Good deal gone bad?: Contracts to purchase wheat climbed to a two-month high after Vladimir Putin threatened a UN-brokered deal on the export of grain from Ukraine’s ports. He called the deal a “scam” benefitting the European Union at the expense of poor countries. A third of the 2 million metric tons shipped have gone to Europe; slightly higher than lower-income countries. Putin’s threats could drive commodity price increases and restrict future shipments. The Horn of Africa received its first shipment last week. Ukraine claimed Putin is seeking to deepen global divisions at a time when Russia’s influence in Africa is expanding and nuclear tensions are escalating. Sounds plausible.

‘Never again’… again: Somalia will almost certainly experience technical famine later this year. The UN warned that the dire circumstances are already worse than in 2011, which killed a quarter of a million people. 213,000 people are at “imminent risk” of dying in the country’s south and tens of thousands may arrive having been displaced by the driest drought in decades. If famine is declared, one in five households will face extreme food shortages, one in three children will be malnourished, and hundreds of people will die daily. Somalia sourced 90% of its wheat from Russia and Ukraine before the war. The UN’s $1.5 billion response plan is just two-thirds funded. The last time a major drought happened in 2017, rich countries cried ‘never again’. Since then, their aid to Somalia has decreased by more than 60%.

Missing in action: European leaders snubbed African leaders who travelled to… Europe… for an Africa Adaptation Summit. African leaders were seeking $25 billion to adapt to climate change. Britain, Norway, France, and Denmark announced $55 million in new pledges.
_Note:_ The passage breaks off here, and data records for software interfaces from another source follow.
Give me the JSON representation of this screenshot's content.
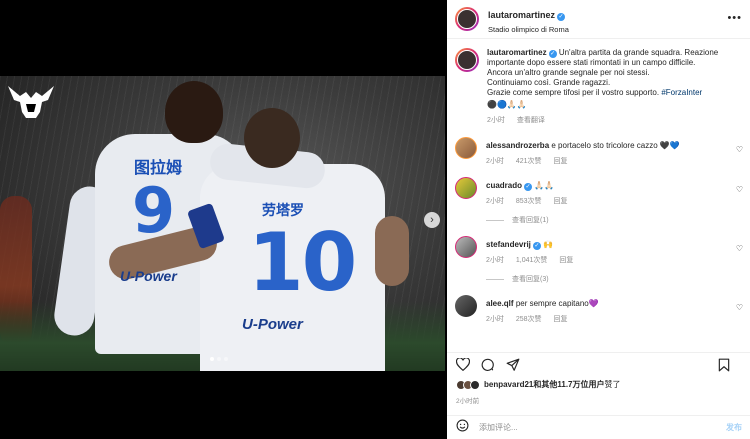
{
  "media": {
    "jersey_9_name": "图拉姆",
    "jersey_9_number": "9",
    "jersey_10_name": "劳塔罗",
    "jersey_10_number": "10",
    "sponsor_9": "U-Power",
    "sponsor_10": "U-Power",
    "next_glyph": "›"
  },
  "header": {
    "username": "lautaromartinez",
    "location": "Stadio olimpico di Roma",
    "more_glyph": "•••"
  },
  "caption": {
    "username": "lautaromartinez",
    "text_lines": [
      "Un'altra partita da grande squadra. Reazione importante dopo essere stati rimontati in un campo difficile.",
      "Ancora un'altro grande segnale per noi stessi.",
      "Continuiamo così. Grande ragazzi.",
      "Grazie come sempre tifosi per il vostro supporto."
    ],
    "hashtag": "#ForzaInter",
    "emojis": "⚫🔵🙏🏻🙏🏻",
    "time": "2小时",
    "translate": "查看翻译"
  },
  "comments": [
    {
      "username": "alessandrozerba",
      "verified": false,
      "text": "e portacelo sto tricolore cazzo 🖤💙",
      "time": "2小时",
      "likes": "421次赞",
      "reply": "回复",
      "view_replies": ""
    },
    {
      "username": "cuadrado",
      "verified": true,
      "text": "🙏🏻🙏🏻",
      "time": "2小时",
      "likes": "853次赞",
      "reply": "回复",
      "view_replies": "查看回复(1)"
    },
    {
      "username": "stefandevrij",
      "verified": true,
      "text": "🙌",
      "time": "2小时",
      "likes": "1,041次赞",
      "reply": "回复",
      "view_replies": "查看回复(3)"
    },
    {
      "username": "alee.qlf",
      "verified": false,
      "text": "per sempre capitano💜",
      "time": "2小时",
      "likes": "258次赞",
      "reply": "回复",
      "view_replies": ""
    }
  ],
  "likes": {
    "user": "benpavard21",
    "rest": "和其他11.7万位用户",
    "suffix": "赞了"
  },
  "post_time": "2小时前",
  "add_comment": {
    "placeholder": "添加评论...",
    "post_label": "发布"
  },
  "colors": {
    "verified": "#3897f0",
    "hashtag": "#00376b",
    "muted": "#8e8e8e",
    "post_disabled": "#a7d2f7"
  }
}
Senegal’s president Macky Sall said: “I cannot help but note, with some bitterness, the absence of leaders from the industrial world”. Credit to Dutch PM, Mark Rutte who did turn up, though he didn’t have to travel far.

Case closed: Kenya’s Supreme Court unanimously upheld the election of President William Ruto, dismissing Raila Odinga’s nine claims of vote rigging as “hot air”. The court found that some pieces of evidence were blatant forgeries, heresy, and based on sensationalist claims. Despite “vehemently” disagreeing with the outcomes, opposition leader Raila Odinga published a statement saying that he accepts the verdict – signalling a relatively peaceful close to the hotly divisive election.

Costly corruption: South Africa’s poor law enforcement could land the country on an international financial crimes watchlist. The “systemic rot” began under previous President Zuma; police forces, prosecutors and financial watchdogs were weakened. Current President Ramaphosa introduced legislation to address these issues in August, but experts warn that prosecutions are needed. Making the Financial Action Task Force “grey list” could drive up inflation, which hit a 13-year high earlier this year, and compound its 35.2% unemployment rate.

South Africa farmers vs Goliath: A judicial panel has ruled against oil company Shell, revoking their rights to conduct seismic testing for oil and gas along South Africa’s Wild Coast. The panel cited insufficient consultation with local communities on the social and environmental impacts of the project, who challenged the licence in court alongside activists. The ruling could set a precedent for the other 150 oil and gas surveys set to occur along the coast of South Africa, although its heavy reliance on fossil fuels and ongoing energy crisis could pose a threat to widespread reform.

The numbers

  • 10.5 million children lost a parent/primary caregiver or were orphaned as a result of the COVID-19 pandemic, the majority of whom are in Africa and Southeast Asia.
  • 90% of COVAX doses have gone to lower-income countries, according to their latest report.
  • 2 in 3 youth in South Africa believe the country is “on the wrong track”, with jobs and corruption the major concerns for people aged 18-24, according to the latest Ichikowitz Foundation survey.
  • 19% increase in the World Bank’s climate finance, which is now $31.7 billion. A third of the Bank’s programs have a climate component.

More reads

  • Germany proposes development budget cuts from €12.35 billion in 2022 to €11.08 billion in 2023. (Devex)
  • Zambia’s Eurobonds fall after the announcement of discussions with the IMF to restructure $8.4 billion in debt. (Bloomberg)
  • One analyst argues that the terms for Zambia’s debt restructuring with the IMF could have disastrous effects on lower socio-economic classes in the country. (Africa Watch)
  • 100 people are in quarantine and more than two have died from the Marburg virus in Ghana, of the Ebola family, as authorities seek to contain its spread. (BBC Africa)
  • A new malaria vaccine could be ‘world-changing’ say scientists offering 80% protection against the disease that kills almost half a million people a year. (BBC News)

Sign up for our weekly Aftershocks email for the latest news, stats, and analysis.

Up Next

COVID’s Aftershocks: Africa’s finance ministers are fed up

COVID’s Aftershocks: Africa’s finance ministers are fed up

COVID’s Aftershocks: Heat waves and heatflation

COVID’s Aftershocks: Heat waves and heatflation

COVID’s Aftershocks: Putin’s war drives 71 million people into poverty

COVID’s Aftershocks: Putin’s war drives 71 million people into poverty